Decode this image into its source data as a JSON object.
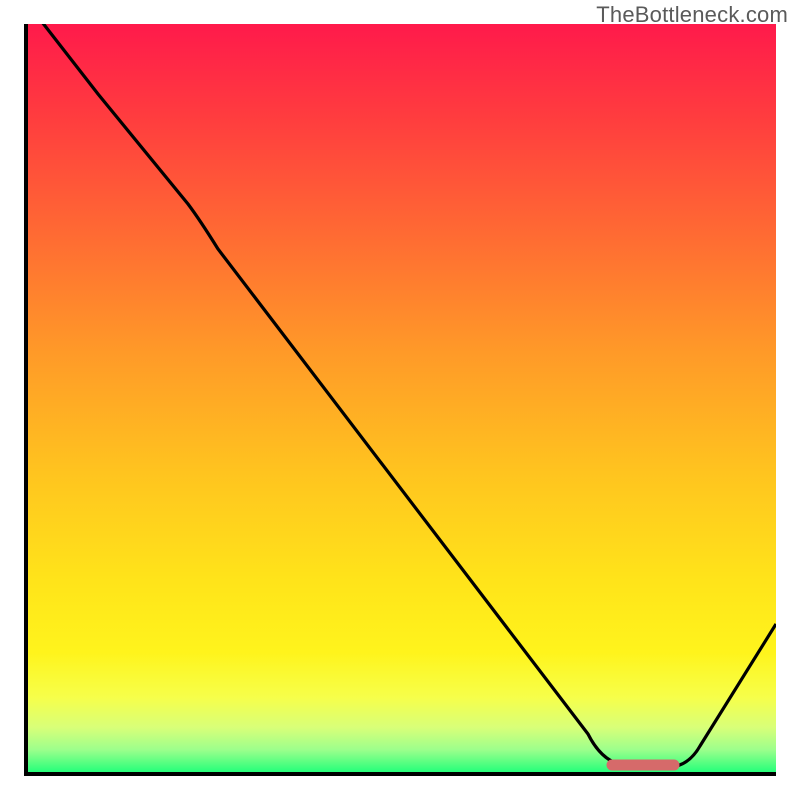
{
  "watermark": "TheBottleneck.com",
  "chart_data": {
    "type": "line",
    "title": "",
    "xlabel": "",
    "ylabel": "",
    "xlim": [
      0,
      100
    ],
    "ylim": [
      0,
      100
    ],
    "grid": false,
    "legend": false,
    "notes": "No axis tick labels are rendered in the image; x/y units unknown. Values below are read off by position within the plot rectangle (0–100 each axis, y=0 at bottom).",
    "series": [
      {
        "name": "curve",
        "color": "#000000",
        "x": [
          0,
          9,
          21,
          25,
          40,
          55,
          70,
          75,
          80,
          86,
          90,
          100
        ],
        "y": [
          103,
          91,
          76,
          70,
          47,
          25,
          8,
          3,
          0.8,
          0.8,
          3,
          20
        ]
      }
    ],
    "markers": [
      {
        "name": "optimal-range",
        "color": "#d66a6a",
        "y": 0.9,
        "x_start": 78,
        "x_end": 86
      }
    ],
    "background": {
      "type": "vertical-gradient",
      "stops": [
        {
          "pos": 0.0,
          "color": "#ff1a4b"
        },
        {
          "pos": 0.28,
          "color": "#ff6a33"
        },
        {
          "pos": 0.6,
          "color": "#ffc41f"
        },
        {
          "pos": 0.84,
          "color": "#fff41c"
        },
        {
          "pos": 0.97,
          "color": "#9dff8c"
        },
        {
          "pos": 1.0,
          "color": "#26ff7a"
        }
      ]
    }
  }
}
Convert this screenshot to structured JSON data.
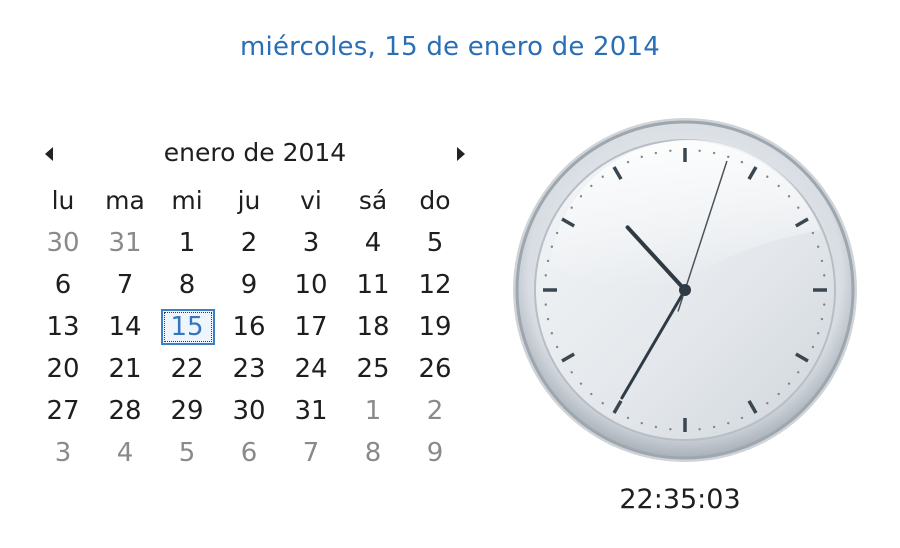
{
  "header": {
    "full_date": "miércoles, 15 de enero de 2014"
  },
  "calendar": {
    "month_title": "enero de 2014",
    "prev_icon": "chevron-left-icon",
    "next_icon": "chevron-right-icon",
    "weekdays": [
      "lu",
      "ma",
      "mi",
      "ju",
      "vi",
      "sá",
      "do"
    ],
    "weeks": [
      [
        {
          "d": "30",
          "dim": true
        },
        {
          "d": "31",
          "dim": true
        },
        {
          "d": "1"
        },
        {
          "d": "2"
        },
        {
          "d": "3"
        },
        {
          "d": "4"
        },
        {
          "d": "5"
        }
      ],
      [
        {
          "d": "6"
        },
        {
          "d": "7"
        },
        {
          "d": "8"
        },
        {
          "d": "9"
        },
        {
          "d": "10"
        },
        {
          "d": "11"
        },
        {
          "d": "12"
        }
      ],
      [
        {
          "d": "13"
        },
        {
          "d": "14"
        },
        {
          "d": "15",
          "today": true
        },
        {
          "d": "16"
        },
        {
          "d": "17"
        },
        {
          "d": "18"
        },
        {
          "d": "19"
        }
      ],
      [
        {
          "d": "20"
        },
        {
          "d": "21"
        },
        {
          "d": "22"
        },
        {
          "d": "23"
        },
        {
          "d": "24"
        },
        {
          "d": "25"
        },
        {
          "d": "26"
        }
      ],
      [
        {
          "d": "27"
        },
        {
          "d": "28"
        },
        {
          "d": "29"
        },
        {
          "d": "30"
        },
        {
          "d": "31"
        },
        {
          "d": "1",
          "dim": true
        },
        {
          "d": "2",
          "dim": true
        }
      ],
      [
        {
          "d": "3",
          "dim": true
        },
        {
          "d": "4",
          "dim": true
        },
        {
          "d": "5",
          "dim": true
        },
        {
          "d": "6",
          "dim": true
        },
        {
          "d": "7",
          "dim": true
        },
        {
          "d": "8",
          "dim": true
        },
        {
          "d": "9",
          "dim": true
        }
      ]
    ],
    "colors": {
      "today_accent": "#2a6fb5",
      "dim_day": "#8a8a8a"
    }
  },
  "clock": {
    "hour": 22,
    "minute": 35,
    "second": 3,
    "time_text": "22:35:03",
    "face_icon": "analog-clock-icon"
  }
}
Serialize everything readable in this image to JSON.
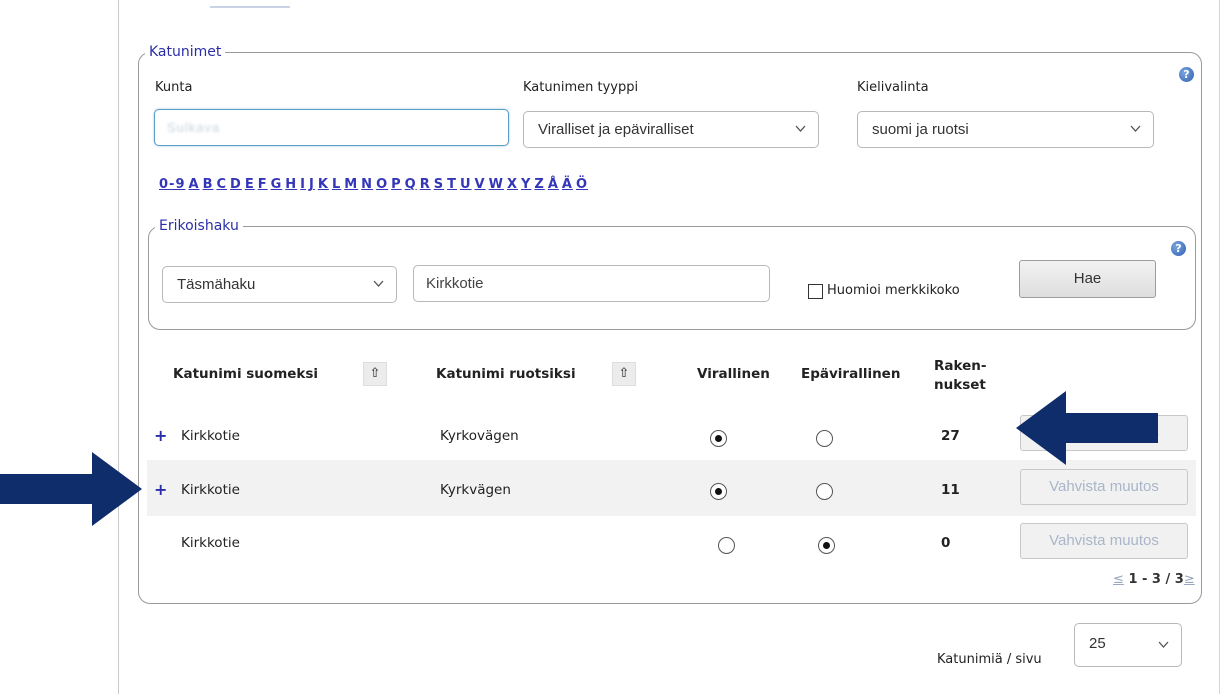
{
  "fieldsets": {
    "katunimet_legend": "Katunimet",
    "erikoishaku_legend": "Erikoishaku"
  },
  "filters": {
    "kunta_label": "Kunta",
    "kunta_value": "Sulkava",
    "tyyppi_label": "Katunimen tyyppi",
    "tyyppi_value": "Viralliset ja epäviralliset",
    "kieli_label": "Kielivalinta",
    "kieli_value": "suomi ja ruotsi"
  },
  "alphabet": [
    "0-9",
    "A",
    "B",
    "C",
    "D",
    "E",
    "F",
    "G",
    "H",
    "I",
    "J",
    "K",
    "L",
    "M",
    "N",
    "O",
    "P",
    "Q",
    "R",
    "S",
    "T",
    "U",
    "V",
    "W",
    "X",
    "Y",
    "Z",
    "Å",
    "Ä",
    "Ö"
  ],
  "special_search": {
    "mode_value": "Täsmähaku",
    "query_value": "Kirkkotie",
    "case_label": "Huomioi merkkikoko",
    "search_button": "Hae"
  },
  "table": {
    "headers": {
      "fi": "Katunimi suomeksi",
      "sv": "Katunimi ruotsiksi",
      "official": "Virallinen",
      "unofficial": "Epävirallinen",
      "buildings_line1": "Raken-",
      "buildings_line2": "nukset"
    },
    "rows": [
      {
        "fi": "Kirkkotie",
        "sv": "Kyrkovägen",
        "buildings": "27",
        "official": true,
        "expandable": true,
        "button": "Vahvista muutos"
      },
      {
        "fi": "Kirkkotie",
        "sv": "Kyrkvägen",
        "buildings": "11",
        "official": true,
        "expandable": true,
        "button": "Vahvista muutos"
      },
      {
        "fi": "Kirkkotie",
        "sv": "",
        "buildings": "0",
        "official": false,
        "expandable": false,
        "button": "Vahvista muutos"
      }
    ]
  },
  "pagination": {
    "prev": "≤",
    "range": "1 - 3 / 3",
    "next": "≥"
  },
  "per_page": {
    "label": "Katunimiä / sivu",
    "value": "25"
  },
  "colors": {
    "accent": "#2b2ea8",
    "arrow": "#0f2d6b"
  },
  "icons": [
    "help-icon",
    "chevron-down-icon",
    "sort-up-icon",
    "plus-icon",
    "arrow-left-icon",
    "arrow-right-icon"
  ]
}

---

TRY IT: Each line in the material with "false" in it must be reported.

RESPONSE TO THE TASK:
    "grid": false,
    "legend": false,
        "official": false,
        "expandable": false,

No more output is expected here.